TASK TO CARRY OUT | Each record has to be returned exactly as it appears.

——

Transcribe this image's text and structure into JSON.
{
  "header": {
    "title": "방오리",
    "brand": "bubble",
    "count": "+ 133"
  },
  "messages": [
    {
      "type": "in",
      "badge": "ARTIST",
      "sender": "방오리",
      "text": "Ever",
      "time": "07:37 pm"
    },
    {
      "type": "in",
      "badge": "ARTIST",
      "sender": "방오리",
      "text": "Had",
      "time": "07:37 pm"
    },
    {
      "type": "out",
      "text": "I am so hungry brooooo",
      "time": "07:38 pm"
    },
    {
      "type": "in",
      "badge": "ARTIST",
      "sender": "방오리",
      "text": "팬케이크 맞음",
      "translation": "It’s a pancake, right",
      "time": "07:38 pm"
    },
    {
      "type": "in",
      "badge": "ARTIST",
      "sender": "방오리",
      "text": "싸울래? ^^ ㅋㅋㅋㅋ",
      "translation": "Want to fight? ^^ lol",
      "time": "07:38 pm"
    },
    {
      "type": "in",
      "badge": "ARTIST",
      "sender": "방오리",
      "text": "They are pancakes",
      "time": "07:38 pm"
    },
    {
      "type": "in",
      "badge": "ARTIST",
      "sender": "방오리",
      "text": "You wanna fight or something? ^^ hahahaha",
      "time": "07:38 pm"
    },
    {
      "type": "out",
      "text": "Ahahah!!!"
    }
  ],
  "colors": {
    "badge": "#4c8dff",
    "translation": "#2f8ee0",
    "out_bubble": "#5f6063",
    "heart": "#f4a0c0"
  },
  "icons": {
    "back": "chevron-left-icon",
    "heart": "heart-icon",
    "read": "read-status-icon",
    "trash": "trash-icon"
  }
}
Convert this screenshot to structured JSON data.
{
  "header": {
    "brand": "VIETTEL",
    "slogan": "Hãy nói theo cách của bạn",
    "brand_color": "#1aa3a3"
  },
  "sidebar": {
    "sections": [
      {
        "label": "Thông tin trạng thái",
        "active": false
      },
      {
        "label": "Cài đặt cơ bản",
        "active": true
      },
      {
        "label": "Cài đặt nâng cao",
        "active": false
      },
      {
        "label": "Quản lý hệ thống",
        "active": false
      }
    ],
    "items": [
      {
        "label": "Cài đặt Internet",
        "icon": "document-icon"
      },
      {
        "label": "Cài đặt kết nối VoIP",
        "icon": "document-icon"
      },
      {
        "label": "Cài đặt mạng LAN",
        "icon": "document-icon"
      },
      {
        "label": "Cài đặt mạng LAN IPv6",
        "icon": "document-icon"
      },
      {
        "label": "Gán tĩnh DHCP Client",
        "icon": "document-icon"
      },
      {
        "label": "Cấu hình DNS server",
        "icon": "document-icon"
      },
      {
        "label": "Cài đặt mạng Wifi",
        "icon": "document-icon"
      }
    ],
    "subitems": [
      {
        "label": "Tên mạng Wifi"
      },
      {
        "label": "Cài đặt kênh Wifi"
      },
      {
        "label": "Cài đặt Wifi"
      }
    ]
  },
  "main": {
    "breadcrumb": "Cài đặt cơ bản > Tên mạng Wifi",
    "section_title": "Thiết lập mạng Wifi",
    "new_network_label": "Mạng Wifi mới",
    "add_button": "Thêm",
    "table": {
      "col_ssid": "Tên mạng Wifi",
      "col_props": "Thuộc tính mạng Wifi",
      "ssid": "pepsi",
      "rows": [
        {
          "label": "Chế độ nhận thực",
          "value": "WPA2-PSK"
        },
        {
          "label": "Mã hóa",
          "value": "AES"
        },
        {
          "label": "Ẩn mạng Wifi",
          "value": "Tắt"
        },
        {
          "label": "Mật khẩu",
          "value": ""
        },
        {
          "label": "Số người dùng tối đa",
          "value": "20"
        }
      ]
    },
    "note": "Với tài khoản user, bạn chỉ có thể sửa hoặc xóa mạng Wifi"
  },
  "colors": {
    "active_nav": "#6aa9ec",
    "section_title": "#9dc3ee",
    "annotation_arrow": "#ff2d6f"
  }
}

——

EXERCISE SOLUTION |
Transcribe this image's text and structure into JSON.
{
  "header": {
    "title": "방오리",
    "brand": "bubble",
    "count": "+ 133"
  },
  "messages": [
    {
      "type": "in",
      "badge": "ARTIST",
      "sender": "방오리",
      "text": "Ever",
      "time": "07:37 pm"
    },
    {
      "type": "in",
      "badge": "ARTIST",
      "sender": "방오리",
      "text": "Had",
      "time": "07:37 pm"
    },
    {
      "type": "out",
      "text": "I am so hungry brooooo",
      "time": "07:38 pm"
    },
    {
      "type": "in",
      "badge": "ARTIST",
      "sender": "방오리",
      "text": "팬케이크 맞음",
      "translation": "It’s a pancake, right",
      "time": "07:38 pm"
    },
    {
      "type": "in",
      "badge": "ARTIST",
      "sender": "방오리",
      "text": "싸울래? ^^ ㅋㅋㅋㅋ",
      "translation": "Want to fight? ^^ lol",
      "time": "07:38 pm"
    },
    {
      "type": "in",
      "badge": "ARTIST",
      "sender": "방오리",
      "text": "They are pancakes",
      "time": "07:38 pm"
    },
    {
      "type": "in",
      "badge": "ARTIST",
      "sender": "방오리",
      "text": "You wanna fight or something? ^^ hahahaha",
      "time": "07:38 pm"
    },
    {
      "type": "out",
      "text": "Ahahah!!!"
    }
  ],
  "colors": {
    "badge": "#4c8dff",
    "translation": "#2f8ee0",
    "out_bubble": "#5f6063",
    "heart": "#f4a0c0"
  },
  "icons": {
    "back": "chevron-left-icon",
    "heart": "heart-icon",
    "read": "read-status-icon",
    "trash": "trash-icon"
  }
}
Convert this screenshot to structured JSON data.
{
  "header": {
    "brand": "VIETTEL",
    "slogan": "Hãy nói theo cách của bạn",
    "brand_color": "#1aa3a3"
  },
  "sidebar": {
    "sections": [
      {
        "label": "Thông tin trạng thái",
        "active": false
      },
      {
        "label": "Cài đặt cơ bản",
        "active": true
      },
      {
        "label": "Cài đặt nâng cao",
        "active": false
      },
      {
        "label": "Quản lý hệ thống",
        "active": false
      }
    ],
    "items": [
      {
        "label": "Cài đặt Internet",
        "icon": "document-icon"
      },
      {
        "label": "Cài đặt kết nối VoIP",
        "icon": "document-icon"
      },
      {
        "label": "Cài đặt mạng LAN",
        "icon": "document-icon"
      },
      {
        "label": "Cài đặt mạng LAN IPv6",
        "icon": "document-icon"
      },
      {
        "label": "Gán tĩnh DHCP Client",
        "icon": "document-icon"
      },
      {
        "label": "Cấu hình DNS server",
        "icon": "document-icon"
      },
      {
        "label": "Cài đặt mạng Wifi",
        "icon": "document-icon"
      }
    ],
    "subitems": [
      {
        "label": "Tên mạng Wifi"
      },
      {
        "label": "Cài đặt kênh Wifi"
      },
      {
        "label": "Cài đặt Wifi"
      }
    ]
  },
  "main": {
    "breadcrumb": "Cài đặt cơ bản > Tên mạng Wifi",
    "section_title": "Thiết lập mạng Wifi",
    "new_network_label": "Mạng Wifi mới",
    "add_button": "Thêm",
    "table": {
      "col_ssid": "Tên mạng Wifi",
      "col_props": "Thuộc tính mạng Wifi",
      "ssid": "pepsi",
      "rows": [
        {
          "label": "Chế độ nhận thực",
          "value": "WPA2-PSK"
        },
        {
          "label": "Mã hóa",
          "value": "AES"
        },
        {
          "label": "Ẩn mạng Wifi",
          "value": "Tắt"
        },
        {
          "label": "Mật khẩu",
          "value": ""
        },
        {
          "label": "Số người dùng tối đa",
          "value": "20"
        }
      ]
    },
    "note": "Với tài khoản user, bạn chỉ có thể sửa hoặc xóa mạng Wifi"
  },
  "colors": {
    "active_nav": "#6aa9ec",
    "section_title": "#9dc3ee",
    "annotation_arrow": "#ff2d6f"
  }
}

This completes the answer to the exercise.